The Harrisburg Patriot-News has an article that all parents and community members of the Ridgway Area School District should read. The Corbett administration is telling school districts that there will be a 1 billion dollar “hole” in education funding for the next school year. Yes folks, that a billion with a capital B! In other words, the money that the Commonwealth gives the school districts as part of the “basic education funding” will be 1 billion dollars less. The ramifications for education across the state, and in Elk County, are enormous. Basically, the Commonwealth will be funding school districts at the 2006-2007 school year level. The reason for the enormous shortfall is explained in detail in the article, but can be summed up easily.
1. The Commonwealth has been using “stimulus” funds for the past two years to supplant State aid in education funding. That stimulus funding is now gone and is not being replaced.
2. The mismanagement of the pension fund by the State government is now impacting the school districts with school district contributions to the fund increasing from approximately 5% to over 20% in the upcoming years. For my blog about the pension “crisis”, please follow this link.
3. State revenues are down because of the poor economy. (As an aside, it is repugnant to me that the current lawmakers in Harrisburg will not consider a tax on natural gas extraction but would rather cut services to citizens of the State. Oh by the way, Pennsylvania is the only state without an extraction tax.)

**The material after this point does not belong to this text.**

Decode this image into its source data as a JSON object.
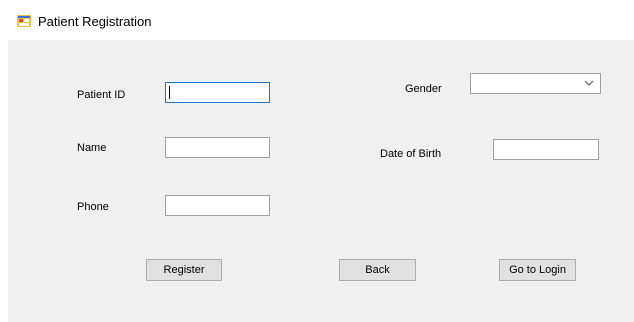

The school district has been preparing for the day when the stimulus funds “go away”. What does this mean for RASD? The numbers are interesting. The school district gets about 56% of its total budget from the State. Our budget for the current year included $5,176,702 of basic education funding. The basic education funding for 2006-2007 was $4,599,000 and that is what we are being told to expect for the upcoming budget year. That difference, my friends, is large. The district has prepared for this day in the following ways:
1. The district has no debt service and is not planning any building projects in the future.
2. The district has been using a 5 year budget projection model to guide financial decisions for the past two budget cycles. By following the budget projections, the school district has
a. Reduced teaching staff by five positions in the last year.
b. Offered an early retirement incentive that is saving the school district over 2.2 million dollars over the course of five years.
3. The school district budget is 4% smaller than it was two years ago.
4. The school district has reduced spending across all levels of the budget including professional development, supplies, and many other areas.
What does the future hold? “Sacred cows” will have to be on the table for consideration during budget talks. Although Ridgway is not to this level of concern yet, many school districts in Pennsylvania will be forced to consider the following items or they will not be able to stay open. These items include:
1. Class size policies limiting the number of children in the classroom will have to be reconsidered
2. The role of athletics in the school system (“pay to play” or deleting them all together).
3. Art, music, technology or any other class work that is not required for graduation must be looked at.
4. Limit or eliminate all A.P. classes
5. Library services reconsidered
6. World language offerings reconsidered
7. Transportation requirements reconsidered
Again, RASD is NOT to this level of concern yet, but rest assured, there will be school districts in Pennsylvania forced into these types of decisions in the upcoming months. Ridgway Area School District is not in debt and has been planning for this event for two years which puts us in a better situation than most schools in the State. RASD and the school Board never believed that there would be some magical "fix" for the funding crisis after the stimulus money was gone. So the district is in better shape then most. However, the school district is heading into some uncharted territory over the next few years. The political climate in Harrisburg is one that is not sympathetic toward helping public service organizations (large multi-national corporations are another matter). I am confident that RASD will weather the storm, but I anticipate that our educational program will look considerably different at “the other end” of this trying period.